__PROBLEM TO WORK ON__: Go through the material below and copy each line where the word "Number" appears.

__DATA SUPPLIED__:
|---|
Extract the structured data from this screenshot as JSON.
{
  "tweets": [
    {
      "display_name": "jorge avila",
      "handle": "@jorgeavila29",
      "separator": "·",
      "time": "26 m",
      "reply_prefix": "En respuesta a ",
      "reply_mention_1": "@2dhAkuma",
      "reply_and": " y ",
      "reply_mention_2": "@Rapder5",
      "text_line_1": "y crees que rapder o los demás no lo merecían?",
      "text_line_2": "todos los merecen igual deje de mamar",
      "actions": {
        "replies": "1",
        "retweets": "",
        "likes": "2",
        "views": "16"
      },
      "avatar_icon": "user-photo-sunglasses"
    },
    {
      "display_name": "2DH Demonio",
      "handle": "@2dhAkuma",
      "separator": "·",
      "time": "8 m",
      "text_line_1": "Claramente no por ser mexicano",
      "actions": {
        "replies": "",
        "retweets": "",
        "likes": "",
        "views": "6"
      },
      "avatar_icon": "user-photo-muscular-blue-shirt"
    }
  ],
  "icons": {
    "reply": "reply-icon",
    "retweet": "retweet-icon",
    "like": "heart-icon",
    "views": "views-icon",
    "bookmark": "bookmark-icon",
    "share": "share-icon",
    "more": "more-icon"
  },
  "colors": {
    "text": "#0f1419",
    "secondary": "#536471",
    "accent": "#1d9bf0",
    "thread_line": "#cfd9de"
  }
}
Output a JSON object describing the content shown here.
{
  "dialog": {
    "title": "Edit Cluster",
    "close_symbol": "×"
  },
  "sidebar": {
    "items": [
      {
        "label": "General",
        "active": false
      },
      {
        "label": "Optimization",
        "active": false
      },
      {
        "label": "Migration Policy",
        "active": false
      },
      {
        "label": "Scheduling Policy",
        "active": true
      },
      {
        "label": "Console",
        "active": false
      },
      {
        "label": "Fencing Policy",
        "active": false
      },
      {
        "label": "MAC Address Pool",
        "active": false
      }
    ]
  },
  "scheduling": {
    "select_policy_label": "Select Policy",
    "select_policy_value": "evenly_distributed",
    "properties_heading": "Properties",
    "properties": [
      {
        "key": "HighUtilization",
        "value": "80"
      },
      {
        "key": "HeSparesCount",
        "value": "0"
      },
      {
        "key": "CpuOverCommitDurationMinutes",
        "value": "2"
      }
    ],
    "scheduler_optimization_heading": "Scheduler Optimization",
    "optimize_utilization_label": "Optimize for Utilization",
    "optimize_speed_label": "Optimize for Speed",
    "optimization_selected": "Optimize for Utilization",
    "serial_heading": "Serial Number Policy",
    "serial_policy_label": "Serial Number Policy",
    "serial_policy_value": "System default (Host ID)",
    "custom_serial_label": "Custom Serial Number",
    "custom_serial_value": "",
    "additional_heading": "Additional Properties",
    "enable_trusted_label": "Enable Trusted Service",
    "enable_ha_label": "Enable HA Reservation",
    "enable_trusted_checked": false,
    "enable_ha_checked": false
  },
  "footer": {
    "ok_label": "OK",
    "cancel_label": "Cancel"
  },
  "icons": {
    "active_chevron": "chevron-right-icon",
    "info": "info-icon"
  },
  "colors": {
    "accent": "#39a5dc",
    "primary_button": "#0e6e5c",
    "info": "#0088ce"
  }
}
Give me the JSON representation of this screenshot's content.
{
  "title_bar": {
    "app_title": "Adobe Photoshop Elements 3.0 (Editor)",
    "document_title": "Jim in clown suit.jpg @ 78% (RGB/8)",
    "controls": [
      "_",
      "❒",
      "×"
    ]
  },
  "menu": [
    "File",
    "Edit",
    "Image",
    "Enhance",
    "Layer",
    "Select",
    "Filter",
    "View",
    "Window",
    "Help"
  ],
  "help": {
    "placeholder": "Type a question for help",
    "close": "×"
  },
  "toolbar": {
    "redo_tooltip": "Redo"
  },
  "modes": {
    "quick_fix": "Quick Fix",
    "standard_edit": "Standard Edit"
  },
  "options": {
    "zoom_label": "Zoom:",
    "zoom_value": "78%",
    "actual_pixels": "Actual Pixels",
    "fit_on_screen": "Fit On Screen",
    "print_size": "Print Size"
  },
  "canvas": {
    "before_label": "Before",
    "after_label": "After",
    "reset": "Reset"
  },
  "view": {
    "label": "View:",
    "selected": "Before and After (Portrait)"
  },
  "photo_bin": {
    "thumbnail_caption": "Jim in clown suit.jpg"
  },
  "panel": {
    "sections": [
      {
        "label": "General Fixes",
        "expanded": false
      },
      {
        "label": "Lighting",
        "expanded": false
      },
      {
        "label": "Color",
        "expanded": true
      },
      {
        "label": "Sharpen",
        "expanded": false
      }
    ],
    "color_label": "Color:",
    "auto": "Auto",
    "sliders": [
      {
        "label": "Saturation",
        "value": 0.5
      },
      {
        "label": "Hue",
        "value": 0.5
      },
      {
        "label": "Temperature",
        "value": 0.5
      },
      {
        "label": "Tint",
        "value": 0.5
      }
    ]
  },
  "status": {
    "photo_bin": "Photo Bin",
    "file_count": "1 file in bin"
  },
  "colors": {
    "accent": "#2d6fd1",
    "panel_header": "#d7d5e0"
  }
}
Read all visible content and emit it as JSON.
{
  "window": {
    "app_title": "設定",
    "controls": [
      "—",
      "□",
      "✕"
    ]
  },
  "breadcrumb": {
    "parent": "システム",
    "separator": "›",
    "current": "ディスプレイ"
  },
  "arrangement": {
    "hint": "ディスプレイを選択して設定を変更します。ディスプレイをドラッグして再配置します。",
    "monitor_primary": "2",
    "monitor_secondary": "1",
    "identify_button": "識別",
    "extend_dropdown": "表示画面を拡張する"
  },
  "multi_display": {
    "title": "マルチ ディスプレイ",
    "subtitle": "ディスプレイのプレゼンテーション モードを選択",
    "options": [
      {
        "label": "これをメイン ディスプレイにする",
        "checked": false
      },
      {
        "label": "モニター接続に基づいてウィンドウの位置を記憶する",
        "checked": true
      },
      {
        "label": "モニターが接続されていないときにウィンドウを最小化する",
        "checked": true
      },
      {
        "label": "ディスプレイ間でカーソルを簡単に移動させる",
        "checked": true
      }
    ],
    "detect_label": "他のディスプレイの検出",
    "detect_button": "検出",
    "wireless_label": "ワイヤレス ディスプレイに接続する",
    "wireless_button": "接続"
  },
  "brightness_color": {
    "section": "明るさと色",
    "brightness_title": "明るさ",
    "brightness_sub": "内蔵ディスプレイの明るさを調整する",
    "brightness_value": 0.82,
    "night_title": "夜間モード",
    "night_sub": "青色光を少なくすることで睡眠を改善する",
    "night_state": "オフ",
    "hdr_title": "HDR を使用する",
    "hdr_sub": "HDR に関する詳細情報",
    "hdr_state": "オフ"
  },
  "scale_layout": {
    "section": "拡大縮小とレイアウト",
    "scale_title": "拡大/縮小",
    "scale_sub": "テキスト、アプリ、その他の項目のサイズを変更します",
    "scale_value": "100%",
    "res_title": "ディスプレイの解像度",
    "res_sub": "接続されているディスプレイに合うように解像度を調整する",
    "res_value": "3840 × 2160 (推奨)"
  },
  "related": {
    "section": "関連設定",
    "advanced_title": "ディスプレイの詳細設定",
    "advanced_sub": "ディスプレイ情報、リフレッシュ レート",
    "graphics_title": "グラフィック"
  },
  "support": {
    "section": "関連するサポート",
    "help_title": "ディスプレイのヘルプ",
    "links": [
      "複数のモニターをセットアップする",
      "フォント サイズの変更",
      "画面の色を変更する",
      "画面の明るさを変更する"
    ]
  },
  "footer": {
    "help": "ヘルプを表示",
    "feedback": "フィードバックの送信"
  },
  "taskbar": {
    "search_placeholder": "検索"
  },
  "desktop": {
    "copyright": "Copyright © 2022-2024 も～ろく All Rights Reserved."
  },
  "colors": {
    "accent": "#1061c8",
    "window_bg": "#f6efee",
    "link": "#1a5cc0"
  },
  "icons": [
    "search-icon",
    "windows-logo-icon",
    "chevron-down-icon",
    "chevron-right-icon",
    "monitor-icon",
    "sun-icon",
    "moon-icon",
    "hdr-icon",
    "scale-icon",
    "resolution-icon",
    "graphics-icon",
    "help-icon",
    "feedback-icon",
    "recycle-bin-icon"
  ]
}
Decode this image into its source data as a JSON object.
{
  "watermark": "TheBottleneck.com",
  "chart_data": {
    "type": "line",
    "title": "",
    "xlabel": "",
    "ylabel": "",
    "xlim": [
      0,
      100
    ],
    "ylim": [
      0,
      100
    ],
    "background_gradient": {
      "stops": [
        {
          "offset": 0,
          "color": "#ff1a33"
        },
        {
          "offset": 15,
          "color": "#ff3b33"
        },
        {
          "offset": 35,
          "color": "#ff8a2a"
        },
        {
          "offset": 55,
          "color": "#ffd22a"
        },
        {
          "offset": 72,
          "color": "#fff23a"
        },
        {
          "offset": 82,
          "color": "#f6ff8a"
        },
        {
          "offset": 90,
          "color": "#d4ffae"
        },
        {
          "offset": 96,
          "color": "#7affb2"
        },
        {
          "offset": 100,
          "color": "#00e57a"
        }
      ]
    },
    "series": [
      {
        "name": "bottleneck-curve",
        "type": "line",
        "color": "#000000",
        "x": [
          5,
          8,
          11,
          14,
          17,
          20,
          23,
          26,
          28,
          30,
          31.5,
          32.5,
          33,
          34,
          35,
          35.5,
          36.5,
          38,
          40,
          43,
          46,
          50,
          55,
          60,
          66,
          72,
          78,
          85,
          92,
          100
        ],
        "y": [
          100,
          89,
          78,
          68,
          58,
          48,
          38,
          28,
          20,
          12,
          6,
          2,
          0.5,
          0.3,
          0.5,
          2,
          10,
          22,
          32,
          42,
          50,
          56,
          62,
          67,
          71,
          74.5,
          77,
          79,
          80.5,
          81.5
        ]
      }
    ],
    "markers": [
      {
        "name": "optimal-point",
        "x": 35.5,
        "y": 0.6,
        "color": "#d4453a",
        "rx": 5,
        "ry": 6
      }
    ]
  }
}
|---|
__RESPONSE BELOW__:
    "serial_heading": "Serial Number Policy",
    "serial_policy_label": "Serial Number Policy",
    "custom_serial_label": "Custom Serial Number",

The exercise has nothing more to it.